What the exercise asks:
Write the data below out again in full, exactly as shown.

[Exercise input]

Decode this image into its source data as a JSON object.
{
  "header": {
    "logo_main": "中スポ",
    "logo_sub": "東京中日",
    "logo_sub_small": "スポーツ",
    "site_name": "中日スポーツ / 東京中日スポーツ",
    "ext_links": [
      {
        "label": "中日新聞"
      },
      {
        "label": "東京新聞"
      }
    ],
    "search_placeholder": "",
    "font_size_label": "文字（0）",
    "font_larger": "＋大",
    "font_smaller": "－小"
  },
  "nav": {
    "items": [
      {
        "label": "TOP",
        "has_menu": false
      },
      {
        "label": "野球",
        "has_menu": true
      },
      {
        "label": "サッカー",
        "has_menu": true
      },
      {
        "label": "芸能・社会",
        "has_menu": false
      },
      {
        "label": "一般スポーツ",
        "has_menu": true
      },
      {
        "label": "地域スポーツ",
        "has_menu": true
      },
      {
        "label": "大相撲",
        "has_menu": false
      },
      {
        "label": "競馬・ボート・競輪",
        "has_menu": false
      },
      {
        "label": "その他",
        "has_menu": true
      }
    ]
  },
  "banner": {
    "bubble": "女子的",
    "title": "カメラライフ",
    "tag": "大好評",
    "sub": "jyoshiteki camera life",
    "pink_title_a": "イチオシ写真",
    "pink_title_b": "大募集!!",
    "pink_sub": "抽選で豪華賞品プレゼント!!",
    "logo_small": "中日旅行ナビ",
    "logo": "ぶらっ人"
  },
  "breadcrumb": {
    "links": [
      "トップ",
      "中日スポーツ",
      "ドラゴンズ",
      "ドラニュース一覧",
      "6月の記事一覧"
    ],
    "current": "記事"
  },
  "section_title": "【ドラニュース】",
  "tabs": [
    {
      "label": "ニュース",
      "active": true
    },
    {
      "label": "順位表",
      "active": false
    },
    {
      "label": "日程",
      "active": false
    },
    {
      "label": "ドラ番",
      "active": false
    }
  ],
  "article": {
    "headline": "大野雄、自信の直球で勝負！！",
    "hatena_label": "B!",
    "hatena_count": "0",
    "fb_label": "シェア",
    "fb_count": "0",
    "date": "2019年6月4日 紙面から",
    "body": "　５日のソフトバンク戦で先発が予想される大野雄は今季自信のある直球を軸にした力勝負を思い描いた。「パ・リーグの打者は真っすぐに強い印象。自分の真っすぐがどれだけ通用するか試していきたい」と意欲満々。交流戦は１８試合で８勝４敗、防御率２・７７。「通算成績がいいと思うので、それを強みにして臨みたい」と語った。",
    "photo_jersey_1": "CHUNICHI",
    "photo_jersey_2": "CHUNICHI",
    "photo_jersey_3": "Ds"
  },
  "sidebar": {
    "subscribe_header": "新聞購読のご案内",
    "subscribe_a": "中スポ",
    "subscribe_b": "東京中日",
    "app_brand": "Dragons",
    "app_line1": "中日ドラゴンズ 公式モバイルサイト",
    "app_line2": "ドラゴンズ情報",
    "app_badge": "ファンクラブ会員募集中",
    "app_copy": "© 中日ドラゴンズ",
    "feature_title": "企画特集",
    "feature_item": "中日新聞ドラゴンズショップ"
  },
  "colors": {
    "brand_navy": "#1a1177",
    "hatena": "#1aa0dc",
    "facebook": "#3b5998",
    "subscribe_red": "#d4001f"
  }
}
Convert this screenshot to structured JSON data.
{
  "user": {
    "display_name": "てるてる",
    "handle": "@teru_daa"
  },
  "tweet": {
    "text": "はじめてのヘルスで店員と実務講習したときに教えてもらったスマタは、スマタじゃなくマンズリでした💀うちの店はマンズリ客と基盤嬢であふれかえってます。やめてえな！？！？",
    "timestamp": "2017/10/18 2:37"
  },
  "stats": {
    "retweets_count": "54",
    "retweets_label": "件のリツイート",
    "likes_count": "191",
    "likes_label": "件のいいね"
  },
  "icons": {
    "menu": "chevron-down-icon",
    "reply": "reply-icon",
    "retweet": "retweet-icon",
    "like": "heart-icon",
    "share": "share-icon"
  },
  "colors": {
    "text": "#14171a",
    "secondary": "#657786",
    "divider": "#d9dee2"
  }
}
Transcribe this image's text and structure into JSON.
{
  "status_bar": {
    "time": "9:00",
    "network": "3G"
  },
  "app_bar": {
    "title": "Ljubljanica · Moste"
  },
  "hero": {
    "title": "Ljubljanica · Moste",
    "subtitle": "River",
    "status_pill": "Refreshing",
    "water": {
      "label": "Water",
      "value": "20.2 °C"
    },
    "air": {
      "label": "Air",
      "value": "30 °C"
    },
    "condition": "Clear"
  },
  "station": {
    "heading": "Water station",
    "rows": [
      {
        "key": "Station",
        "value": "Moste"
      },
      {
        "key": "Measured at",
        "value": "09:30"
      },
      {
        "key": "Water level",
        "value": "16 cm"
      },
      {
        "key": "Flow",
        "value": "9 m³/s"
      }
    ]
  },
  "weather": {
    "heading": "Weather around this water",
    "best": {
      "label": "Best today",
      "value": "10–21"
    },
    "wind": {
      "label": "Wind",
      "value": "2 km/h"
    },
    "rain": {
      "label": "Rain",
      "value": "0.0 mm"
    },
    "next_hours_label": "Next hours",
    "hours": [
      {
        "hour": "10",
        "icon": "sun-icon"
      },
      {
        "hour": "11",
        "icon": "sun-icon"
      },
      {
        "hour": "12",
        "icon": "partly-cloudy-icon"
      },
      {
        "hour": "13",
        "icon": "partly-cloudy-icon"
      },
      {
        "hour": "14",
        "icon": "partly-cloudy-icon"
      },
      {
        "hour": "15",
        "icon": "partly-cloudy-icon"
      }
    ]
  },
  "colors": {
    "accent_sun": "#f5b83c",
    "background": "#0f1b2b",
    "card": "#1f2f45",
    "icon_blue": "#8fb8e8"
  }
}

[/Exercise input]

Answer area:
Decode this image into its source data as a JSON object.
{
  "header": {
    "logo_main": "中スポ",
    "logo_sub": "東京中日",
    "logo_sub_small": "スポーツ",
    "site_name": "中日スポーツ / 東京中日スポーツ",
    "ext_links": [
      {
        "label": "中日新聞"
      },
      {
        "label": "東京新聞"
      }
    ],
    "search_placeholder": "",
    "font_size_label": "文字（0）",
    "font_larger": "＋大",
    "font_smaller": "－小"
  },
  "nav": {
    "items": [
      {
        "label": "TOP",
        "has_menu": false
      },
      {
        "label": "野球",
        "has_menu": true
      },
      {
        "label": "サッカー",
        "has_menu": true
      },
      {
        "label": "芸能・社会",
        "has_menu": false
      },
      {
        "label": "一般スポーツ",
        "has_menu": true
      },
      {
        "label": "地域スポーツ",
        "has_menu": true
      },
      {
        "label": "大相撲",
        "has_menu": false
      },
      {
        "label": "競馬・ボート・競輪",
        "has_menu": false
      },
      {
        "label": "その他",
        "has_menu": true
      }
    ]
  },
  "banner": {
    "bubble": "女子的",
    "title": "カメラライフ",
    "tag": "大好評",
    "sub": "jyoshiteki camera life",
    "pink_title_a": "イチオシ写真",
    "pink_title_b": "大募集!!",
    "pink_sub": "抽選で豪華賞品プレゼント!!",
    "logo_small": "中日旅行ナビ",
    "logo": "ぶらっ人"
  },
  "breadcrumb": {
    "links": [
      "トップ",
      "中日スポーツ",
      "ドラゴンズ",
      "ドラニュース一覧",
      "6月の記事一覧"
    ],
    "current": "記事"
  },
  "section_title": "【ドラニュース】",
  "tabs": [
    {
      "label": "ニュース",
      "active": true
    },
    {
      "label": "順位表",
      "active": false
    },
    {
      "label": "日程",
      "active": false
    },
    {
      "label": "ドラ番",
      "active": false
    }
  ],
  "article": {
    "headline": "大野雄、自信の直球で勝負！！",
    "hatena_label": "B!",
    "hatena_count": "0",
    "fb_label": "シェア",
    "fb_count": "0",
    "date": "2019年6月4日 紙面から",
    "body": "　５日のソフトバンク戦で先発が予想される大野雄は今季自信のある直球を軸にした力勝負を思い描いた。「パ・リーグの打者は真っすぐに強い印象。自分の真っすぐがどれだけ通用するか試していきたい」と意欲満々。交流戦は１８試合で８勝４敗、防御率２・７７。「通算成績がいいと思うので、それを強みにして臨みたい」と語った。",
    "photo_jersey_1": "CHUNICHI",
    "photo_jersey_2": "CHUNICHI",
    "photo_jersey_3": "Ds"
  },
  "sidebar": {
    "subscribe_header": "新聞購読のご案内",
    "subscribe_a": "中スポ",
    "subscribe_b": "東京中日",
    "app_brand": "Dragons",
    "app_line1": "中日ドラゴンズ 公式モバイルサイト",
    "app_line2": "ドラゴンズ情報",
    "app_badge": "ファンクラブ会員募集中",
    "app_copy": "© 中日ドラゴンズ",
    "feature_title": "企画特集",
    "feature_item": "中日新聞ドラゴンズショップ"
  },
  "colors": {
    "brand_navy": "#1a1177",
    "hatena": "#1aa0dc",
    "facebook": "#3b5998",
    "subscribe_red": "#d4001f"
  }
}
Convert this screenshot to structured JSON data.
{
  "user": {
    "display_name": "てるてる",
    "handle": "@teru_daa"
  },
  "tweet": {
    "text": "はじめてのヘルスで店員と実務講習したときに教えてもらったスマタは、スマタじゃなくマンズリでした💀うちの店はマンズリ客と基盤嬢であふれかえってます。やめてえな！？！？",
    "timestamp": "2017/10/18 2:37"
  },
  "stats": {
    "retweets_count": "54",
    "retweets_label": "件のリツイート",
    "likes_count": "191",
    "likes_label": "件のいいね"
  },
  "icons": {
    "menu": "chevron-down-icon",
    "reply": "reply-icon",
    "retweet": "retweet-icon",
    "like": "heart-icon",
    "share": "share-icon"
  },
  "colors": {
    "text": "#14171a",
    "secondary": "#657786",
    "divider": "#d9dee2"
  }
}
Transcribe this image's text and structure into JSON.
{
  "status_bar": {
    "time": "9:00",
    "network": "3G"
  },
  "app_bar": {
    "title": "Ljubljanica · Moste"
  },
  "hero": {
    "title": "Ljubljanica · Moste",
    "subtitle": "River",
    "status_pill": "Refreshing",
    "water": {
      "label": "Water",
      "value": "20.2 °C"
    },
    "air": {
      "label": "Air",
      "value": "30 °C"
    },
    "condition": "Clear"
  },
  "station": {
    "heading": "Water station",
    "rows": [
      {
        "key": "Station",
        "value": "Moste"
      },
      {
        "key": "Measured at",
        "value": "09:30"
      },
      {
        "key": "Water level",
        "value": "16 cm"
      },
      {
        "key": "Flow",
        "value": "9 m³/s"
      }
    ]
  },
  "weather": {
    "heading": "Weather around this water",
    "best": {
      "label": "Best today",
      "value": "10–21"
    },
    "wind": {
      "label": "Wind",
      "value": "2 km/h"
    },
    "rain": {
      "label": "Rain",
      "value": "0.0 mm"
    },
    "next_hours_label": "Next hours",
    "hours": [
      {
        "hour": "10",
        "icon": "sun-icon"
      },
      {
        "hour": "11",
        "icon": "sun-icon"
      },
      {
        "hour": "12",
        "icon": "partly-cloudy-icon"
      },
      {
        "hour": "13",
        "icon": "partly-cloudy-icon"
      },
      {
        "hour": "14",
        "icon": "partly-cloudy-icon"
      },
      {
        "hour": "15",
        "icon": "partly-cloudy-icon"
      }
    ]
  },
  "colors": {
    "accent_sun": "#f5b83c",
    "background": "#0f1b2b",
    "card": "#1f2f45",
    "icon_blue": "#8fb8e8"
  }
}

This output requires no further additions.